▸ Assigned task
Find every line containing the string "JSON" in the data below, and report how many there are, with no other words.

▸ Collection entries

--------------------

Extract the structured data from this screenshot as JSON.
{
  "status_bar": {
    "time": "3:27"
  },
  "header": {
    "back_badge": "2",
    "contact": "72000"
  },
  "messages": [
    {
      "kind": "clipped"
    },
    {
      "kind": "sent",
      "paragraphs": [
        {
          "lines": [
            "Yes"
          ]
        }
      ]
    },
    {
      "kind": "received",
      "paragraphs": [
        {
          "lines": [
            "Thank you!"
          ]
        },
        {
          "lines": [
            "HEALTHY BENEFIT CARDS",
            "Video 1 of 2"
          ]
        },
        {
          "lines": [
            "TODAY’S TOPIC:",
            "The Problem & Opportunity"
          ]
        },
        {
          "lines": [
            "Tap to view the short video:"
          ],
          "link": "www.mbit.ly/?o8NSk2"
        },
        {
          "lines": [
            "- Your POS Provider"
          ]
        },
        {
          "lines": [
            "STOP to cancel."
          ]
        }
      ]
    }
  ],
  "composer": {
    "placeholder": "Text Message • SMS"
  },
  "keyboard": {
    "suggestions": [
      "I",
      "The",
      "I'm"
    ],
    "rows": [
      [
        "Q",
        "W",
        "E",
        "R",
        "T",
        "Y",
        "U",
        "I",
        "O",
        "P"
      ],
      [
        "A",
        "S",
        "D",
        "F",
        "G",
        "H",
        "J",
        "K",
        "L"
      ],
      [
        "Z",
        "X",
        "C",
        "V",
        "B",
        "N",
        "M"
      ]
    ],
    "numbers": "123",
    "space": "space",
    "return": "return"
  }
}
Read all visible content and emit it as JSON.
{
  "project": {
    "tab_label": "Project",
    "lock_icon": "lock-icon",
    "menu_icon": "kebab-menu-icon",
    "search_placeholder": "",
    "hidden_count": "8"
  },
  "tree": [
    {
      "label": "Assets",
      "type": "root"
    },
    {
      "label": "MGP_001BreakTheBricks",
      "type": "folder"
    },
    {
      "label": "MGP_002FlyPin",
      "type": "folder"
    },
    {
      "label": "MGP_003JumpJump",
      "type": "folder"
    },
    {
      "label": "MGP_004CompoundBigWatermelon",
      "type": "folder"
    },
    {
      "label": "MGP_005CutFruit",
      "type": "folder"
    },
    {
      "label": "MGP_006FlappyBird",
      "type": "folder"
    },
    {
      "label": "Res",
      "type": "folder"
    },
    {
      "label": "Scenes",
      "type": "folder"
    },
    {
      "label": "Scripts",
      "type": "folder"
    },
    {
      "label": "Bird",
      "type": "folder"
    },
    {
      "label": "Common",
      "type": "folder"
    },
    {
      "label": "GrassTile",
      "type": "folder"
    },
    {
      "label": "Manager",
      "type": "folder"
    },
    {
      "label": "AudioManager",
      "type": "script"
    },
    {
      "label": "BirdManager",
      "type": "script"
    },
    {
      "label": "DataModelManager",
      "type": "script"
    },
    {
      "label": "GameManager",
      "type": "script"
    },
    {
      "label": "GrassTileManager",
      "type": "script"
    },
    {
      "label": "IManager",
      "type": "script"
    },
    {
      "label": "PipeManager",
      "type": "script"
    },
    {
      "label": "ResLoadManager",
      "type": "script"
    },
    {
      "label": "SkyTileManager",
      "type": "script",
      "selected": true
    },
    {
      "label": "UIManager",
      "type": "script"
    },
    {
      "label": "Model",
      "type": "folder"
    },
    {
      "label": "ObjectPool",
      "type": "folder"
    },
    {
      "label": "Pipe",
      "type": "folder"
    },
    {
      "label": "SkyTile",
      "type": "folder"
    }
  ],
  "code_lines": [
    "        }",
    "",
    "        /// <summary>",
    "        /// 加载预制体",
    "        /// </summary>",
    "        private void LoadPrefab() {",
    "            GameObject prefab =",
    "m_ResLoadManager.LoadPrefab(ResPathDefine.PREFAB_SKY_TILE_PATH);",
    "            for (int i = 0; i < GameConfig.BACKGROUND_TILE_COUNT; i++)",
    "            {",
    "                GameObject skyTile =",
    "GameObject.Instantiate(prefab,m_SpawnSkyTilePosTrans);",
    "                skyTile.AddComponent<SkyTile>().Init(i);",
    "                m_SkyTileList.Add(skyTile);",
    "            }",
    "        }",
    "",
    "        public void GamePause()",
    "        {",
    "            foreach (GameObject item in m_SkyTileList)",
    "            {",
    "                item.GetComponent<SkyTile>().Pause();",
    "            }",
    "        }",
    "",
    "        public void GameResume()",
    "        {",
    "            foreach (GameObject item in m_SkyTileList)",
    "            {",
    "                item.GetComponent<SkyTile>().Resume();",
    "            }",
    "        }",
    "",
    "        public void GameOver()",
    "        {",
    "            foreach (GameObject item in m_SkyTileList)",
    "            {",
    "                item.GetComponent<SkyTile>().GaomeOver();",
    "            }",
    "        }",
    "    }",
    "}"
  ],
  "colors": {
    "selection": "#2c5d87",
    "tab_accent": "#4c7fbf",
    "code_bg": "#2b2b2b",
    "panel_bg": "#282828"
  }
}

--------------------

▸ Answer to this problem
2